Not being rejected in the job world is interesting to think about.
I once read a story about an argument that two men had regarding capital punishment. The first man said that there was nothing that could be worse than death, and so there was no more fitting punishment for those who deserved it. The second man said that the tedium of life imprisonment and the time to reflect on one’s crimes was far worse than the death penalty. The two men enter a dare where the first man agrees to be locked into a home for ten years, given any pleasure he desires for a certain amount of money. The story ends when the first man, now insane from the waiting, isolation, and the desperation, escapes from his prison into the snow and cold, obviously losing his bet.
Something novel happened the other day: I opened my e-mail and I saw a rejection letter from a company that I had sent a resume to. Not that rejection in and of itself is novel to me, rather the fact that a company took the time out to send me a form letter acknowledging receipt of my resume and thank-you-very-much but that I could search elsewhere for gainful employment.
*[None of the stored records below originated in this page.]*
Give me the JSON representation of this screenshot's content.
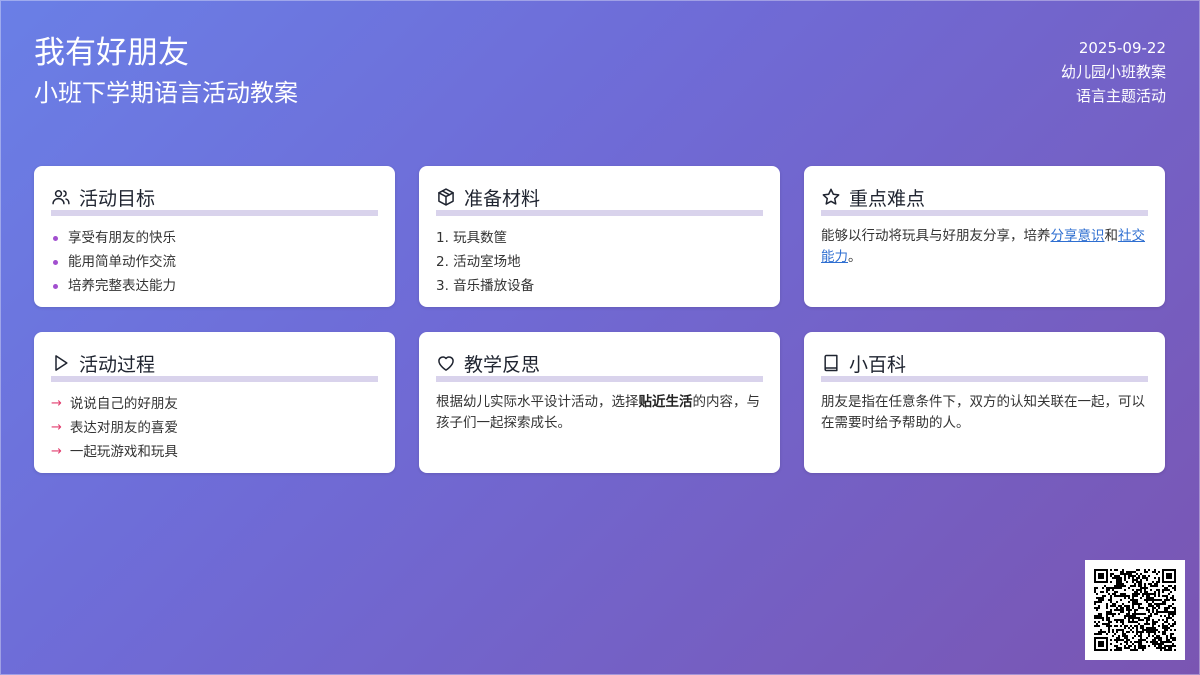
{
  "header": {
    "title": "我有好朋友",
    "subtitle": "小班下学期语言活动教案",
    "date": "2025-09-22",
    "meta_line1": "幼儿园小班教案",
    "meta_line2": "语言主题活动"
  },
  "cards": {
    "goals": {
      "title": "活动目标",
      "icon": "users-icon",
      "items": [
        "享受有朋友的快乐",
        "能用简单动作交流",
        "培养完整表达能力"
      ]
    },
    "materials": {
      "title": "准备材料",
      "icon": "box-icon",
      "items": [
        "1. 玩具数筐",
        "2. 活动室场地",
        "3. 音乐播放设备"
      ]
    },
    "keypoints": {
      "title": "重点难点",
      "icon": "star-icon",
      "text_before": "能够以行动将玩具与好朋友分享，培养",
      "link1": "分享意识",
      "text_middle": "和",
      "link2": "社交能力",
      "text_after": "。"
    },
    "process": {
      "title": "活动过程",
      "icon": "play-icon",
      "items": [
        "说说自己的好朋友",
        "表达对朋友的喜爱",
        "一起玩游戏和玩具"
      ]
    },
    "reflection": {
      "title": "教学反思",
      "icon": "heart-icon",
      "text_before": "根据幼儿实际水平设计活动，选择",
      "bold": "贴近生活",
      "text_after": "的内容，与孩子们一起探索成长。"
    },
    "encyclopedia": {
      "title": "小百科",
      "icon": "book-icon",
      "text": "朋友是指在任意条件下，双方的认知关联在一起，可以在需要时给予帮助的人。"
    }
  },
  "colors": {
    "bullet": "#a24fcf",
    "arrow": "#e23d6e",
    "link": "#2f6fd1",
    "rule": "#d9d3ec"
  }
}
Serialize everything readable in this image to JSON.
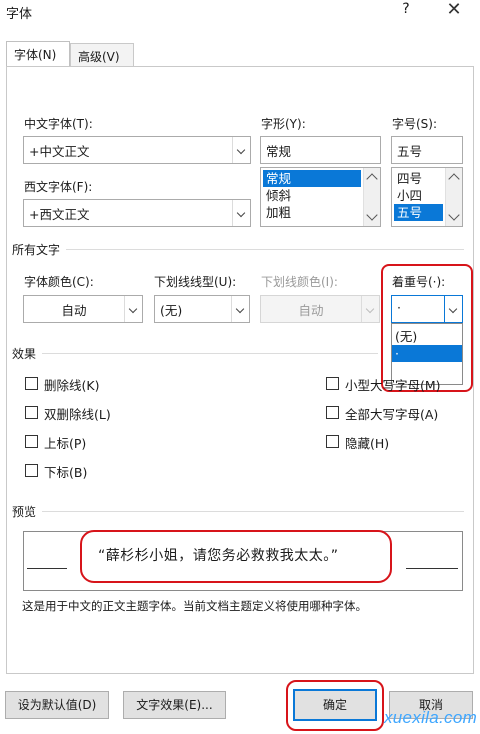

It was nice to be put out of my misery.
Too often when searching for jobs, applicants don’t receive rejection letters from the companies they apply to. As a result we are left to check our e-mails every few hours hoping that our search for a job is making some, any, movement; up, down, side to side. Anything. There are those who don’t take rejection well and there are those who would rather be rejected than ignored. I am the latter.
I imagine that job hunting is like serial monogamy. I find and research a company: “Hey, what’s up?.” I send in a resume: “My name is Lex. This is why you should marry me.” I wait for an answer: “…” Repeat as necessary until you find someone lonely enough not to care about your sordid unemployment history.
Before long I started seeing my situation everywhere, even in the comics of the newspaper: “I wish that little red haired girl would come over, and sit with me. Wouldn’t it be great if she’d walk over here, and say, ‘May I eat lunch with you, Charlie Brown?’ I’d give anything to talk with her. She’d never like me, though. I’m so blah and so stupid. She’d never like me. I wonder what would happen if I went over and tried to talk to her! Everyone would probably laugh.”
The problem with not being rejected is that we (the applicant) don’t know that we can move on with our lives. We’re left clinging to the empty hope that maybe it is taking so long to hear back because they (the companies) are really looking at our resumes, despite that the fate of our resumes were probably decided by some software the day that you sent it in. Maybe they think it’s too hard to say no. Well, it’s much harder to hear nothing.
I’m nice-ish. I’m educated. I’m intelligent. Don’t I at least deserve a dignified rejection letter with my name copied and pasted in the “Dear Mr./Mrs./Ms. _______ section?
The job hunt continues. Bear in mind that you’re not the only one not hearing back.
Photo courtesy of Steve Snodgrass via Flickr (CC BY 2.0)
Check out the video below about how your marketability effects your job search.